GOAL OF THE EXERCISE: The records that follow are to be repeated exactly, with the pictures removed.

MATERIAL PROVIDED:
[Start of section]
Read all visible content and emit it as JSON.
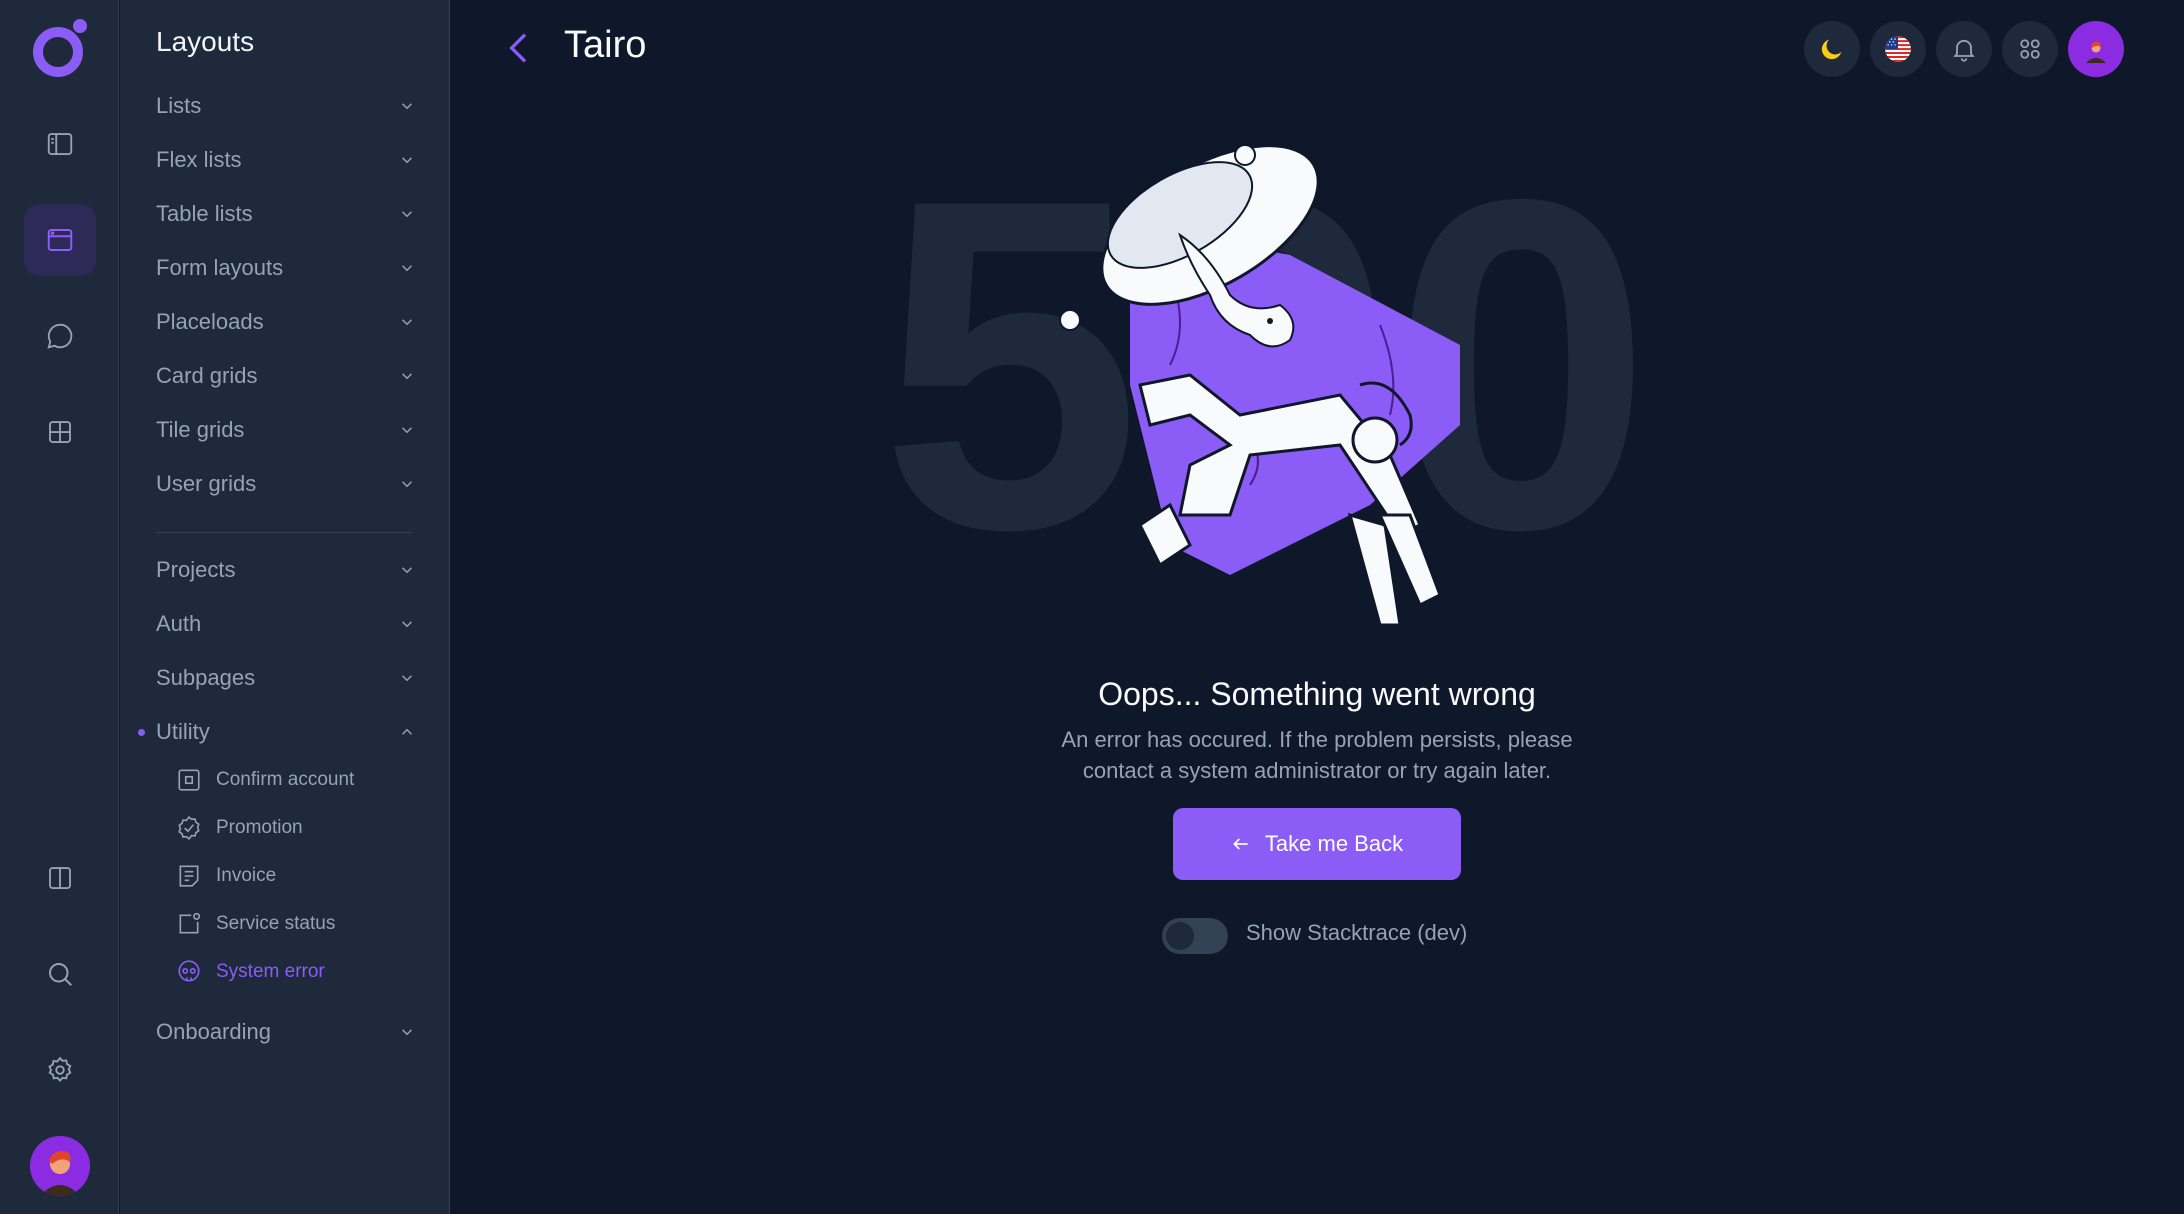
{
  "app": {
    "title": "Tairo"
  },
  "panel": {
    "title": "Layouts",
    "items": [
      {
        "label": "Lists"
      },
      {
        "label": "Flex lists"
      },
      {
        "label": "Table lists"
      },
      {
        "label": "Form layouts"
      },
      {
        "label": "Placeloads"
      },
      {
        "label": "Card grids"
      },
      {
        "label": "Tile grids"
      },
      {
        "label": "User grids"
      },
      {
        "label": "Projects"
      },
      {
        "label": "Auth"
      },
      {
        "label": "Subpages"
      },
      {
        "label": "Utility"
      },
      {
        "label": "Onboarding"
      }
    ],
    "utility_sub": [
      {
        "label": "Confirm account",
        "icon": "square-dot-icon"
      },
      {
        "label": "Promotion",
        "icon": "badge-check-icon"
      },
      {
        "label": "Invoice",
        "icon": "invoice-icon"
      },
      {
        "label": "Service status",
        "icon": "status-icon"
      },
      {
        "label": "System error",
        "icon": "skull-icon"
      }
    ],
    "active_sub": "System error"
  },
  "error": {
    "code": "500",
    "title": "Oops... Something went wrong",
    "desc_line1": "An error has occured. If the problem persists, please",
    "desc_line2": "contact a system administrator or try again later.",
    "button": "Take me Back",
    "toggle_label": "Show Stacktrace (dev)",
    "toggle_on": false
  },
  "colors": {
    "accent": "#8b5cf6",
    "bg": "#0f172a",
    "panel": "#1e293b"
  }
}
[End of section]
SOLUTION TO THE PROBLEM:
Read all visible content and emit it as JSON.
{
  "app": {
    "title": "Tairo"
  },
  "panel": {
    "title": "Layouts",
    "items": [
      {
        "label": "Lists"
      },
      {
        "label": "Flex lists"
      },
      {
        "label": "Table lists"
      },
      {
        "label": "Form layouts"
      },
      {
        "label": "Placeloads"
      },
      {
        "label": "Card grids"
      },
      {
        "label": "Tile grids"
      },
      {
        "label": "User grids"
      },
      {
        "label": "Projects"
      },
      {
        "label": "Auth"
      },
      {
        "label": "Subpages"
      },
      {
        "label": "Utility"
      },
      {
        "label": "Onboarding"
      }
    ],
    "utility_sub": [
      {
        "label": "Confirm account",
        "icon": "square-dot-icon"
      },
      {
        "label": "Promotion",
        "icon": "badge-check-icon"
      },
      {
        "label": "Invoice",
        "icon": "invoice-icon"
      },
      {
        "label": "Service status",
        "icon": "status-icon"
      },
      {
        "label": "System error",
        "icon": "skull-icon"
      }
    ],
    "active_sub": "System error"
  },
  "error": {
    "code": "500",
    "title": "Oops... Something went wrong",
    "desc_line1": "An error has occured. If the problem persists, please",
    "desc_line2": "contact a system administrator or try again later.",
    "button": "Take me Back",
    "toggle_label": "Show Stacktrace (dev)",
    "toggle_on": false
  },
  "colors": {
    "accent": "#8b5cf6",
    "bg": "#0f172a",
    "panel": "#1e293b"
  }
}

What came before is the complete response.